Board member Vince Popo recently came up with some cost saving measures that share the sacrifice. Several will require discussions with the teachers’ union which Cotner didn’t do for his plan. He did say Jan. 12, that there will be some unspecified discussions with the teachers’ union. Popo’s plan is organized by immediate focus and then long-term focus.
1. Freeze base and step wages;
2. Cut extended time contracts;
3. Cut all administrators by 10 days;
4. Stop paying any pick ups (employee’s required pension contribution);
5. End mileage reimbursements;
6. Stop reimbursing employees for completing additional coursework;

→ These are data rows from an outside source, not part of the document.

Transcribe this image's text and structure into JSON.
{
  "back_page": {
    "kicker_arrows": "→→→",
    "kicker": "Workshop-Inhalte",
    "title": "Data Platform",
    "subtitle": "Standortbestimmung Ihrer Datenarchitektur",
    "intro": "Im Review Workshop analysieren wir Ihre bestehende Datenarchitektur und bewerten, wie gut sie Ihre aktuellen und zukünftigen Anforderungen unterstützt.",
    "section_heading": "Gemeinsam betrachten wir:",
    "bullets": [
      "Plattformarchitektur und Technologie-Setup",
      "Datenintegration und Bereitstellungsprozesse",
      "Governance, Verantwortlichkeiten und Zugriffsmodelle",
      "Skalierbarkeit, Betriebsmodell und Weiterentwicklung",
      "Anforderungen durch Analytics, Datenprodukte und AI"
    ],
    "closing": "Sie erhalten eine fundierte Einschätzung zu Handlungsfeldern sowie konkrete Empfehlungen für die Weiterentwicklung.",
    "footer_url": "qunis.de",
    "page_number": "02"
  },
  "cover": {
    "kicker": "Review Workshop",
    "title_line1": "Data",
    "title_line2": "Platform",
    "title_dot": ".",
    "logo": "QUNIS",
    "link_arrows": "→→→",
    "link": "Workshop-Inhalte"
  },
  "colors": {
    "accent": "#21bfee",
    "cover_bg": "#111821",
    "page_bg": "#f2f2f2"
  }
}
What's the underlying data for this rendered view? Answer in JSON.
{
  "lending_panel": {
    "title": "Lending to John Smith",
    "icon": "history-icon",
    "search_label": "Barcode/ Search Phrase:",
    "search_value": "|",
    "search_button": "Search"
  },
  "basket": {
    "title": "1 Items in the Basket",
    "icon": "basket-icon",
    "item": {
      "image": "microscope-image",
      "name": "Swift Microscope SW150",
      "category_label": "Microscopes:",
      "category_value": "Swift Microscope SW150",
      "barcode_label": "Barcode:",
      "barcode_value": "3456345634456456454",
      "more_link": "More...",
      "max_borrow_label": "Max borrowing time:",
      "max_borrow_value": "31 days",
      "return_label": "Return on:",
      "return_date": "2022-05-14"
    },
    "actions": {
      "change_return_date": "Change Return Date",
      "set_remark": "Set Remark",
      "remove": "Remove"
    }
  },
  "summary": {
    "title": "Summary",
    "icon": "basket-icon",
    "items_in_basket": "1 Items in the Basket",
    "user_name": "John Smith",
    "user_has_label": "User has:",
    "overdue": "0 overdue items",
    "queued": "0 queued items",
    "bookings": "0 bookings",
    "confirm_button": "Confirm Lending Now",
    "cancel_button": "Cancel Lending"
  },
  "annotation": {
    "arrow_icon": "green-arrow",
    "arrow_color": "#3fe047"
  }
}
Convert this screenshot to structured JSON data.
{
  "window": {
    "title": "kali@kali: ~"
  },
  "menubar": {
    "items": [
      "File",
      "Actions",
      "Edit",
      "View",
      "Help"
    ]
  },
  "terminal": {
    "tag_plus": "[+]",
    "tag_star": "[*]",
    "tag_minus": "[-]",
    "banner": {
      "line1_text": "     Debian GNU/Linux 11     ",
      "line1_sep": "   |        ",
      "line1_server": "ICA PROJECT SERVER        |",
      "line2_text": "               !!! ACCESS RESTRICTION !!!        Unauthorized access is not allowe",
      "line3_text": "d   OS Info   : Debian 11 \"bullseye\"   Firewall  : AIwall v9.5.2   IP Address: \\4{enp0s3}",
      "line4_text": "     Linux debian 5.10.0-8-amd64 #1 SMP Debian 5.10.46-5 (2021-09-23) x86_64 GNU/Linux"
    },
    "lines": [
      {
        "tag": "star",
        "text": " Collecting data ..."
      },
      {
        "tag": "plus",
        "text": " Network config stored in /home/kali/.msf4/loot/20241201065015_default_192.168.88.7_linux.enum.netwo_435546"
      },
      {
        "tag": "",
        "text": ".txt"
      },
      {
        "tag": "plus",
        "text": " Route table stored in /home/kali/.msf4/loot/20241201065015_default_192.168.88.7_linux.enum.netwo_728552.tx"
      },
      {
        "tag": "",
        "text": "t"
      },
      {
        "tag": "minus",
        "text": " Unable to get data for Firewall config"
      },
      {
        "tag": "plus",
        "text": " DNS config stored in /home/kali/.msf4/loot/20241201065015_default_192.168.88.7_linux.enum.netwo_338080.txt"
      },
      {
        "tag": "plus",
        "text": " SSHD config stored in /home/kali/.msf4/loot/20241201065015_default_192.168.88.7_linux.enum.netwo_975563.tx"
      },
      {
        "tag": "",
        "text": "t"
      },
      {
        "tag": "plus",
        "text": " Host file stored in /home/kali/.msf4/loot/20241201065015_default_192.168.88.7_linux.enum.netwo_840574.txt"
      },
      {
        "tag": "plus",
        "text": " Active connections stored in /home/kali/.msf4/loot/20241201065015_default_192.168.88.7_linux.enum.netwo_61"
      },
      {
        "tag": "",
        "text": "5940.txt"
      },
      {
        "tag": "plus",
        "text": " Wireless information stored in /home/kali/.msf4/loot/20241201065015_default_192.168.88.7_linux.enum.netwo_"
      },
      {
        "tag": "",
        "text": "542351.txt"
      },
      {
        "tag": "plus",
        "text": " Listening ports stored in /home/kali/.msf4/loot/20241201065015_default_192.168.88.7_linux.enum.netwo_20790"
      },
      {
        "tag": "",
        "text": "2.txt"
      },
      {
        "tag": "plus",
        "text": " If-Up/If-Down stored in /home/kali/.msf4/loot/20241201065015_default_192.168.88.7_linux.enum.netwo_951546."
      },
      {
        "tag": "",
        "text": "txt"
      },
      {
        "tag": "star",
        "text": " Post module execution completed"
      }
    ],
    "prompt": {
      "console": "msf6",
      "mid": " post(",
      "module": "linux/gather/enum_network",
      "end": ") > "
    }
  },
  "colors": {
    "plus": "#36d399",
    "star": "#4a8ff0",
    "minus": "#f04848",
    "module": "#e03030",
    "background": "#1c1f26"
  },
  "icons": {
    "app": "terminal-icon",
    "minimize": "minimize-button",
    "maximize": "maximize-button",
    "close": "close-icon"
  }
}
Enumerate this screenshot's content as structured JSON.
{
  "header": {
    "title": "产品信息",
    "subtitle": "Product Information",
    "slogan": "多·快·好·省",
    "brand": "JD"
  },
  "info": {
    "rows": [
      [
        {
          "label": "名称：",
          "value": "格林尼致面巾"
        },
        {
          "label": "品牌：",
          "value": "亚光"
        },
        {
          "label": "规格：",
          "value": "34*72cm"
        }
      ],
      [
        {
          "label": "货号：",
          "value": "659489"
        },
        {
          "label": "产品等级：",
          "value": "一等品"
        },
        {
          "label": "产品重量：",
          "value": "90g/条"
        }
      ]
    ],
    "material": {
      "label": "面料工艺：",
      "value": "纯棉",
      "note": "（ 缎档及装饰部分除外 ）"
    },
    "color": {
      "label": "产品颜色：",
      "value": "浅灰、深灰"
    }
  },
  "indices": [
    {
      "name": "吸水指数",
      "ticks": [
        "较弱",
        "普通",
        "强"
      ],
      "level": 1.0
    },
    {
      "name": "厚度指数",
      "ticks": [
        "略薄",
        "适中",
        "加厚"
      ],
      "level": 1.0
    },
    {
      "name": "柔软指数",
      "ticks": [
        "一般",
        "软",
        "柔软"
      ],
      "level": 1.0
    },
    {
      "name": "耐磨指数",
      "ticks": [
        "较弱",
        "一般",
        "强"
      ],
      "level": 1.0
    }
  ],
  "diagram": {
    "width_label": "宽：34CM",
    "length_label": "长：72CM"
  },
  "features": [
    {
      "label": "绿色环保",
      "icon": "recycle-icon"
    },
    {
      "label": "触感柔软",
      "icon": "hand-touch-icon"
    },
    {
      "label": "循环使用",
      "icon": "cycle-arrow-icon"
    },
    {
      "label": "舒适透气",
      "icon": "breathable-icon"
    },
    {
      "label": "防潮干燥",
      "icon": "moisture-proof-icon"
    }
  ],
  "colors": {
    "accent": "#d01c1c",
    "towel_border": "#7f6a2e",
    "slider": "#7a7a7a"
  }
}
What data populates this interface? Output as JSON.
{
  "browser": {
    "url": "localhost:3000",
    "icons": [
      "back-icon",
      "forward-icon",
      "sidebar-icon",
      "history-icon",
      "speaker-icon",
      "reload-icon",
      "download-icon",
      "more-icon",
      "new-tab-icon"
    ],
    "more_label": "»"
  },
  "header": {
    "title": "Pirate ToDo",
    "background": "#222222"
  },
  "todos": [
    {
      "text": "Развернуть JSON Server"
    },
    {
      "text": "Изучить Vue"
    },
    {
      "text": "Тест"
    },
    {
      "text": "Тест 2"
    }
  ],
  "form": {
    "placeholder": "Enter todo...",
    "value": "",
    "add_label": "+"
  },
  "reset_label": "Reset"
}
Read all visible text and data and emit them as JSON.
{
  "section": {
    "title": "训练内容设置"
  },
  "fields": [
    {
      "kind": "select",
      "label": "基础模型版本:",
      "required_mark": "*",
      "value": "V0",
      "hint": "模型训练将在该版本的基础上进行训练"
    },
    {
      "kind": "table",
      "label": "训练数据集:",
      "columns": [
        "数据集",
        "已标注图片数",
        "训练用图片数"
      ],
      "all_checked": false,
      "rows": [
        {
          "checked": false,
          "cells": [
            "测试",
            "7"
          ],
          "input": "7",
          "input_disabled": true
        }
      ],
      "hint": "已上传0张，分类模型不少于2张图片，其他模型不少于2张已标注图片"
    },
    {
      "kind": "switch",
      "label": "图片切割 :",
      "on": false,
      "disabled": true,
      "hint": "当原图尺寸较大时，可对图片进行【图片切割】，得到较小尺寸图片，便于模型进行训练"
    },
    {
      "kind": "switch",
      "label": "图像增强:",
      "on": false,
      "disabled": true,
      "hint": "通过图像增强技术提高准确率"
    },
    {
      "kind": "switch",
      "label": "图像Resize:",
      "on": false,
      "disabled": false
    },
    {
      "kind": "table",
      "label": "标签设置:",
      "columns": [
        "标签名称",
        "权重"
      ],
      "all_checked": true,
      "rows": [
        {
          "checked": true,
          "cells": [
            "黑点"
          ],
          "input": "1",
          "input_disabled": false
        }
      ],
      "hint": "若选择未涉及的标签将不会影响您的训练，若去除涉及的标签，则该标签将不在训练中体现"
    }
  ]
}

7. Ask the athletic and music boosters to pay bus costs for extracurricular activities; and
8. Eliminate comp time and/or overtime.
1. Work to pass a new levy;
2. Solicit groups, businesses and individuals to sponsor an athlete, musician or club member;
3. Solicit groups, businesses and individuals to sponsor a bus trip to an event;
4. Solicit groups, businesses and individuals to sponsor a team, club or music group;
5. Build on elementary student Tyler Large’s contribution with a matching funds campaign;
6. Create a non-profit Laker Foundation; and
7. Consider starting bingo.
Popo’s suggestions probably won’t cut expenses by the $1 million target. Several positions may still be lost. An across-the -board salary cut will probably be needed rather than just a freeze to reach the $1 million target.
The key is the shared sacrifice. Property owners, students and their families and district employees will all take a hit. No one will get a free ride.
It’s going to be tough to avoid fiscal emergency and to pass an additional levy in May, but it can be done if everyone shares the sacrifice.
Letting the district fall into fiscal emergency is a very poor option. A Statedirected five-member board will make the cuts necessary to eliminate the deficits. The elimination of extracurricular activities and some academic programs will start an exodus of students to neighboring districts under open-enrollment or to private schools. The loss of students will push down State aid, putting even more financial pressure on district residents and property owners. The district’s financial turmoil will eventually push down property values and make it difficult to sell homes.